Lightroom should have adobe's efforts at recreating your cameras jpeg styles under the camera calibration tab of the develop module. In my experience these range from pretty close to nowhere near depending on manufacturer and how bothered adobe can be to get them right. They are not the same as the original jpegs though.

I'm surprised you see a significant increase in write speed shooting just RAW compared to RAW+JPEG, the jpegs are normally tiny in comparison to the raws. I assume you're using the fastest cards your camera supports? Makes a hell of a difference.
Thanks for the reply. I will have a look at the camera calibration tab.
Edit: calibration only appears to affect colour and only on jpeg images in LR, not sharpening etc that is applied by the camera jpeg.

I don't want to shoot jpeg only as that is very limiting on what I can adjust back home. The write speed comment is based on research into what card to buy rather than trying myself. I've just bought a SanDisk Extreme Pro to try it. According to this page as an example https://www.cameramemoryspeed.com/nikon ... omparison/ RAW only is half as fast again as RAW+jpeg.

Posted: Fri Oct 13, 2017 1:31 am
by RobDickinson
in camera jpg is pretty rough it shouldnt be hard to get far fa better with a raw especially for low light / under exposed images.

Posted: Fri Oct 13, 2017 3:45 am
by barrynorton
DXO optics pro is rather good for processing RAW files. It downloads and corrects for each individual lens and body. It’s noise reduction on raw files is pretty impressive.

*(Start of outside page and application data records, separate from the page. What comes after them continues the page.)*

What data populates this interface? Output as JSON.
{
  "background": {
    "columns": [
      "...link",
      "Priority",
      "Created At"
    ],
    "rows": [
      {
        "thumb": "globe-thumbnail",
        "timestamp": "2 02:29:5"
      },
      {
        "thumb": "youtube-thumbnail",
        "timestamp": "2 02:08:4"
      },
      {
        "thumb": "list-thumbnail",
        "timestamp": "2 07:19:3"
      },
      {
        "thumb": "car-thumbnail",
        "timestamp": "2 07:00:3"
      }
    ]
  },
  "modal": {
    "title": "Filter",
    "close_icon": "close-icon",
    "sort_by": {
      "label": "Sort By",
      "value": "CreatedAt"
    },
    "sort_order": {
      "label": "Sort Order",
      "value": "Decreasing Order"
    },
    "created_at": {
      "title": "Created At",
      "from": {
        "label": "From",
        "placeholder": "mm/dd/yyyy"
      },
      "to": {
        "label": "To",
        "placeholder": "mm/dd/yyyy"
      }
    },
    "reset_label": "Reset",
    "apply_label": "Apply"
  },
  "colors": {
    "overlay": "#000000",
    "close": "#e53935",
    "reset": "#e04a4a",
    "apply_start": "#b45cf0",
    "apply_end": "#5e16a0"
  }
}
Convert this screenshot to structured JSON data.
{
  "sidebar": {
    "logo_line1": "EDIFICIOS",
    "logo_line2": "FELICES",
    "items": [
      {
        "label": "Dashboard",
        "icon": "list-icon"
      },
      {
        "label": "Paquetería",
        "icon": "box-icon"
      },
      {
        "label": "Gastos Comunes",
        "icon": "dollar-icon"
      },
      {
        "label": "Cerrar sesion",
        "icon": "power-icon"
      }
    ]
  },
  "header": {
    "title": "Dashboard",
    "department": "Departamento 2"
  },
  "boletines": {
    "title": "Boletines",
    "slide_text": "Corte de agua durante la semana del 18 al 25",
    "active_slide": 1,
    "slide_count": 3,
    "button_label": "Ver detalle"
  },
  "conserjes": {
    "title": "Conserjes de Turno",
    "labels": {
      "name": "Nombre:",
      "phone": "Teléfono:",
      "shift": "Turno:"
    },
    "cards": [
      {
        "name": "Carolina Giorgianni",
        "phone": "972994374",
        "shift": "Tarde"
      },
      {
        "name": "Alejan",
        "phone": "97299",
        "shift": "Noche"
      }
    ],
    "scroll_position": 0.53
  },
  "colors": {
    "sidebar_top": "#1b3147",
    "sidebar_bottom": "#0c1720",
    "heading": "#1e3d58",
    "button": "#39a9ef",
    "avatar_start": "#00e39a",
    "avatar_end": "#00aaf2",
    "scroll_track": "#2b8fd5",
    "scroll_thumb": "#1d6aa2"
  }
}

Posted: Fri Oct 13, 2017 6:33 pm
by Arthur Fowler
Thanks for the feedback. Perhaps it is just because I suck at LR! Just looking at the photo again, it was taken at 25,600 ISO so I guess the situation wouldn't arise very often.

Posted: Sun Dec 03, 2017 6:19 pm
by Arthur Fowler
Bit of an update on this (not that anyone is probably interested!) in two respects.

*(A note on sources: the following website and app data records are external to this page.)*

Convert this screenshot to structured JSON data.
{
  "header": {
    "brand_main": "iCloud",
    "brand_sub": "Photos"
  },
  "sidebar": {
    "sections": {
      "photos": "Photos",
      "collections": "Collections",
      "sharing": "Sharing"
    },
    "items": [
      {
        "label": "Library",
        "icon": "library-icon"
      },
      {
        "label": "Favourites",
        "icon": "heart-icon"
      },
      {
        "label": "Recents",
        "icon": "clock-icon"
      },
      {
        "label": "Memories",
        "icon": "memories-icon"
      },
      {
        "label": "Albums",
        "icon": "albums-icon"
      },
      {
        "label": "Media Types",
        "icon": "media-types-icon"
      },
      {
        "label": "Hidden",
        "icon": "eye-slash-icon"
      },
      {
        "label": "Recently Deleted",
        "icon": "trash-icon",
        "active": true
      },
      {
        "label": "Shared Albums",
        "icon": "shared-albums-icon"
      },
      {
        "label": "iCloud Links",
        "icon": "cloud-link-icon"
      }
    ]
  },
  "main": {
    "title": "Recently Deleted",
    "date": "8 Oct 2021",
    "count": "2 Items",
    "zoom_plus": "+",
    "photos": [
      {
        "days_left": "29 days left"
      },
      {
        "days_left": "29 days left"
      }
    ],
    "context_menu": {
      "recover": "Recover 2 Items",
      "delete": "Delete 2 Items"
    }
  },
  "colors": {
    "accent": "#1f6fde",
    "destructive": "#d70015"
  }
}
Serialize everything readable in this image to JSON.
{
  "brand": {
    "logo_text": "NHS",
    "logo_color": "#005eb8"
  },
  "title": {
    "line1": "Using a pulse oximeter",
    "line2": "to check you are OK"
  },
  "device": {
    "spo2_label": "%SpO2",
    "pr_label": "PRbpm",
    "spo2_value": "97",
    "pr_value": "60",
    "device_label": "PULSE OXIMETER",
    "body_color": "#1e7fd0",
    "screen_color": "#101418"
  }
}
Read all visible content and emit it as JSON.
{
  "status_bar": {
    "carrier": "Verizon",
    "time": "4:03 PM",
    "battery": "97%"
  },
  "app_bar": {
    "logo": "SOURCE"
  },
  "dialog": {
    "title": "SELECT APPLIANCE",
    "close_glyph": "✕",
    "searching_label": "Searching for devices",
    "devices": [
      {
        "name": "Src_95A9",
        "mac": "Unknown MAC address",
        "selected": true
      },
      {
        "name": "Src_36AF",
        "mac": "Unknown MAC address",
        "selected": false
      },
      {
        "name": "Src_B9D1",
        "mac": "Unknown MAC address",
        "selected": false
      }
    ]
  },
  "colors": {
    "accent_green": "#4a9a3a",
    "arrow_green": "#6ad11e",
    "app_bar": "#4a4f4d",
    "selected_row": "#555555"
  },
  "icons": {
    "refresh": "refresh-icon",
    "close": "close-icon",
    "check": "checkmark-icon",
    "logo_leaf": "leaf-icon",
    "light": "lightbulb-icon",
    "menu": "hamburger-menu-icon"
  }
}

1) I can shoot in RAW only and then use the in-camera export to JPEG function.

2) I did an experiment using two different cards following recommendations on the web. I found that the cards I had been using (Sandisk Ultra 80MB) were not the best.

Shooting continuously for 30 seconds first with RAW only, then with RAW+Fine JPEG, then RAW+Basic JPEG gave:
20 shots, 14 shots and 19 shots respectively.

I then tried the same using an Extreme Pro 95 and got:
86 shots, 57 shots and 78 shots respectively.

That is a HUGE difference!!

Posted: Mon Dec 04, 2017 7:14 pm
by Woz
RobDickinson wrote:in camera jpg is pretty rough it shouldnt be hard to get far fa better with a raw especially for low light / under exposed images.
I would normally agree with you, but recently compared my OMD EM1 to what I could get from RAW and it produces extremely good files.

Posted: Thu Dec 07, 2017 9:56 am
by wolfkiller
Arthur Fowler wrote:Thanks for the feedback. Perhaps it is just because I suck at LR! Just looking at the photo again, it was taken at 25,600 ISO so I guess the situation wouldn't arise very often.
Post the jpg on here and stick the raw in dropbox and share the link. Someone might be able to get more from the file than you can. Raw is far, far more flexible. It may be your LR presets that need adjusting.

Posted: Thu Dec 07, 2017 3:23 pm
by driver8
At high ISO, you'll likely need to tweak the white balance, up noise reduction, refine sharpen, darken shadow, and consider converting to monochrome. (In the DETAIL panel, try holding down the ALT key whilst adjusting the sliders.) The Effects - Dehaze slider can sometimes do a remarkable job from a poor-looking starting point (but also emphasises dust spots!)

Happy to spend a few mins with your file, if you wish. :)

But yes - these days, the in-camera processing does a great job with 99% of photos, and even high end smartphones have been good for 2 years.

Posted: Thu Dec 07, 2017 9:58 pm
by Arthur Fowler
Thanks both